Buffy is born a Slayer – her strength is supernatural, but not of her own choosing. Willow has a small gift that she is smart enough to recognize and then labors to develop. She creates herself – her confidence and power accelerating with each success. Magic is something that must be earned, and controlled. But when out of grief and loneliness she takes shortcuts to power, when it becomes an escape rather than a path, she loses it. Little Willow becomes an addict. Terrible things happen to her and she does terrible things in turn, and when it is all over she is altered. But magic isn’t like other drugs. Willow can never recover sobriety. She must learn instead to control the high. In the final season of BTVS, after losing the love of her life and very nearly losing her soul, Willow becomes, surprisingly, more powerful and more deadly. One of the beauties of her story line is that she is allowed to remain dangerous, and although remorseful, unredeemed. Giles teaches her what he can about harnessing and directing her abilities, but in the end Willow is beyond education. She is on her own, and must (as always) figure it out for herself. Her punishment is the knowledge of her own potential for destruction. Her reward (if one could call it that) is the freedom to evolve beyond it.

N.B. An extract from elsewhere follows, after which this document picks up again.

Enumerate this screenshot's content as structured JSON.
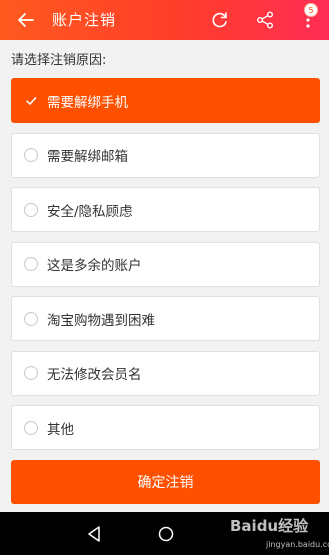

Red, Black, White – Willow is the full spectrum of magical intent. It is rare in any sort of fiction that we are allowed to see a character develop past known definitions. But Willow does just that. She ventures into the extremes of love and loyalty, darkness and rage, and comes out, not intact, but true – truth being always, always much more than it seems.